Stored records
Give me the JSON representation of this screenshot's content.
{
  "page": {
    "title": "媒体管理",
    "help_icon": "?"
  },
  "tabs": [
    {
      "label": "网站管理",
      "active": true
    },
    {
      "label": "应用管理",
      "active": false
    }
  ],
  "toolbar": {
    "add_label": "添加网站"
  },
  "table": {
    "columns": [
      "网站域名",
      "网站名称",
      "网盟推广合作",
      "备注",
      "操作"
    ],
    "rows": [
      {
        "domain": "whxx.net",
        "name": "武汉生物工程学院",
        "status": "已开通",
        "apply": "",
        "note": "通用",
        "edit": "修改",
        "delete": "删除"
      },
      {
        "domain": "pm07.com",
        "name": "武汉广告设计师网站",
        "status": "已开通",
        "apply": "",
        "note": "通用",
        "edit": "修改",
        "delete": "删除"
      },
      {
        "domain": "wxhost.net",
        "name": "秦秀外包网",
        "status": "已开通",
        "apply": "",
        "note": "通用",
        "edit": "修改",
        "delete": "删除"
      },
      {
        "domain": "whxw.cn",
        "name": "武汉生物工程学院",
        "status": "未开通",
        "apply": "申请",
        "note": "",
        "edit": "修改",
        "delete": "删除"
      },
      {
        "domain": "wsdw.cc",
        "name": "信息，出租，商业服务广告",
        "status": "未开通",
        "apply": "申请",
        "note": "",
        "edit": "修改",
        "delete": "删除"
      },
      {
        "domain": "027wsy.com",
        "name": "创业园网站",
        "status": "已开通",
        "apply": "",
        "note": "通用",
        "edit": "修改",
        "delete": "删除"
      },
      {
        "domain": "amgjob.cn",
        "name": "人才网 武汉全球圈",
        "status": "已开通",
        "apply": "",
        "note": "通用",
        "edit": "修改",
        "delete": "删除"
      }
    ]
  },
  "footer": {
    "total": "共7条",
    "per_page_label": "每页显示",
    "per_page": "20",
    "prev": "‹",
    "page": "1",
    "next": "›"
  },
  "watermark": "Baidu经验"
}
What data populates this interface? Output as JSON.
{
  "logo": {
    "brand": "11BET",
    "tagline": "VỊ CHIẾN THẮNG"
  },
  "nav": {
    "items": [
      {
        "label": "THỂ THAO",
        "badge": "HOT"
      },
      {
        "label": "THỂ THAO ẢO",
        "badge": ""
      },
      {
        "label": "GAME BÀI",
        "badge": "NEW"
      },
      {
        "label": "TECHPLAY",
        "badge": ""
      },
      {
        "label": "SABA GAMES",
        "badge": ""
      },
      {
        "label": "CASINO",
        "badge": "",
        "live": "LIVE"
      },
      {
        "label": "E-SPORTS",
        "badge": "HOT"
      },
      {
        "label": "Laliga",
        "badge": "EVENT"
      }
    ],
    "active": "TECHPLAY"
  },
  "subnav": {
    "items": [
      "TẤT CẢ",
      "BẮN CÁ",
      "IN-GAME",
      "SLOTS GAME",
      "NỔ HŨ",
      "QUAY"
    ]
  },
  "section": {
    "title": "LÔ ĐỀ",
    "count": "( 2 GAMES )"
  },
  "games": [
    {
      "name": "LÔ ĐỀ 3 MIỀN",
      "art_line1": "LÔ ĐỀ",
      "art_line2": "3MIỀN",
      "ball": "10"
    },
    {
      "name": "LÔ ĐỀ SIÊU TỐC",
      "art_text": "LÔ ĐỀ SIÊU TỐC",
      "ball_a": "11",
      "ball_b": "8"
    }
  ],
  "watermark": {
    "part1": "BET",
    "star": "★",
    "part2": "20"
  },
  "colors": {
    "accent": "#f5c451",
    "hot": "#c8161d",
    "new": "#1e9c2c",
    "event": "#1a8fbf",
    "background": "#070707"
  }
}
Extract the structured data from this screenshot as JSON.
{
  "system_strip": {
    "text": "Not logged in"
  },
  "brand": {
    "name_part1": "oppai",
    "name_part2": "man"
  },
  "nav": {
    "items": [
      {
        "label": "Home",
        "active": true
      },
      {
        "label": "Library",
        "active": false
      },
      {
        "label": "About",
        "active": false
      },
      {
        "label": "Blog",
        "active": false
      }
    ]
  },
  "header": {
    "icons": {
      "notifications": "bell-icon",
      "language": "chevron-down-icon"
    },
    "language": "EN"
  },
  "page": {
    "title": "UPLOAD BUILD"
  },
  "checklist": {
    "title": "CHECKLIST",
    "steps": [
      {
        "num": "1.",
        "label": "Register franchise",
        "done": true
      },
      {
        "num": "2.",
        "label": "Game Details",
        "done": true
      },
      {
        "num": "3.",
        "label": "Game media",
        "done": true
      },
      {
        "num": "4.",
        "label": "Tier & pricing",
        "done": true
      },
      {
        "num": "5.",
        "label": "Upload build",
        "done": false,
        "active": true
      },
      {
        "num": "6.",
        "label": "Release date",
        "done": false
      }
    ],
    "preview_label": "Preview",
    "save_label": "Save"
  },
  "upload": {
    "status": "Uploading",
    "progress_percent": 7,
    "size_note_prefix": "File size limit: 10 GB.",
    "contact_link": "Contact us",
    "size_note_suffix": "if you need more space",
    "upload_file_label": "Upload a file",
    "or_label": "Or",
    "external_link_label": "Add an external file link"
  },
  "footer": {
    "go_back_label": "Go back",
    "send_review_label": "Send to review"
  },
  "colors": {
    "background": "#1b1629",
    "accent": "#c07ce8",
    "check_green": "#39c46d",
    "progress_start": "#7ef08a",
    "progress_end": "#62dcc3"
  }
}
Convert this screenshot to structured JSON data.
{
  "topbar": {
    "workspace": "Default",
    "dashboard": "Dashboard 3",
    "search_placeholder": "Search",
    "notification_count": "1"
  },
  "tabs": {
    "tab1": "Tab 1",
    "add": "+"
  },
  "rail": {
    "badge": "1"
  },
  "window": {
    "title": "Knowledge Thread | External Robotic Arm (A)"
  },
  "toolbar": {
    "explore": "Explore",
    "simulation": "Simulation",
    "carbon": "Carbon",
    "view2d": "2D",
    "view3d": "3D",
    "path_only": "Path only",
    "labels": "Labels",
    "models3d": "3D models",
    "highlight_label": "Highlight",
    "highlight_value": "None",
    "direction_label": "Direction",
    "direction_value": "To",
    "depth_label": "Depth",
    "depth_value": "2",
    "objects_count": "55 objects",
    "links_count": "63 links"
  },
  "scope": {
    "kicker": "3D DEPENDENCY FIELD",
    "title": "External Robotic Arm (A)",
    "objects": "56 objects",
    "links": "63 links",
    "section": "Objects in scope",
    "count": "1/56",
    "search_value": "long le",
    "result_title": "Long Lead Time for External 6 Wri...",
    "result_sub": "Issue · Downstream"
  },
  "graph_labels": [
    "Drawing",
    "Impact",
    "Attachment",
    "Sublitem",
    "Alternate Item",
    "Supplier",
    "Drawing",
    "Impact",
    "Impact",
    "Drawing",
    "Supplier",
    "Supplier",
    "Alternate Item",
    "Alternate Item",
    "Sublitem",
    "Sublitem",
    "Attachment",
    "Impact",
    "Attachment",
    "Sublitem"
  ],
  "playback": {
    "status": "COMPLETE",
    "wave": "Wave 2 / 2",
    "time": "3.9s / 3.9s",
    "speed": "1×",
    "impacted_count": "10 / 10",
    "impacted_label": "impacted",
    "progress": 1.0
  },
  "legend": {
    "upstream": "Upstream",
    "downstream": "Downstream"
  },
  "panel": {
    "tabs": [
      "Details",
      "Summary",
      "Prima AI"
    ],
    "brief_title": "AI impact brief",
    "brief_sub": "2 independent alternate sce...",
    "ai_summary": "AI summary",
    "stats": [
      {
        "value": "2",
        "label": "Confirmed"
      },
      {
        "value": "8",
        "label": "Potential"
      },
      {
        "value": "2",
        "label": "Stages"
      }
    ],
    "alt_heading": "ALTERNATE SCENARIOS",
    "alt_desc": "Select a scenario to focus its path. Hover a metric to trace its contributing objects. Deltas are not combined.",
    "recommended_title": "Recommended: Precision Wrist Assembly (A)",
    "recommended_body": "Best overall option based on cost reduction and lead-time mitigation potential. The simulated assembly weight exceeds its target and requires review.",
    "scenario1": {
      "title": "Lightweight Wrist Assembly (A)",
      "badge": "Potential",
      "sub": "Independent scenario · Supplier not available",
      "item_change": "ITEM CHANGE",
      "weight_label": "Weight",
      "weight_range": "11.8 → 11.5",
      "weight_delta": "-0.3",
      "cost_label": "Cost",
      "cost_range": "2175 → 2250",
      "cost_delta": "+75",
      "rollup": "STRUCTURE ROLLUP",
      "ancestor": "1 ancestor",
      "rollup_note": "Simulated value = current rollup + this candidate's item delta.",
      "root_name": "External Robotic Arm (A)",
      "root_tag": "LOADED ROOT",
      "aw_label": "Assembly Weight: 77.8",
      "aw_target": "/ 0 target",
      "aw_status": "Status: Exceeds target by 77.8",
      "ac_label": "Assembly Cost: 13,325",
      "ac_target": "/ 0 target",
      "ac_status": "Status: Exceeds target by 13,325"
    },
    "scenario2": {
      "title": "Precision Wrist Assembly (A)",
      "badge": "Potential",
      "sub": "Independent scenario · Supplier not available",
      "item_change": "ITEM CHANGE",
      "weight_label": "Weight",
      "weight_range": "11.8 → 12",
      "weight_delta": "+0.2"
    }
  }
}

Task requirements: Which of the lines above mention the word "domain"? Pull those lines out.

Result below:
        "domain": "whxx.net",
        "domain": "pm07.com",
        "domain": "wxhost.net",
        "domain": "whxw.cn",
        "domain": "wsdw.cc",
        "domain": "027wsy.com",
        "domain": "amgjob.cn",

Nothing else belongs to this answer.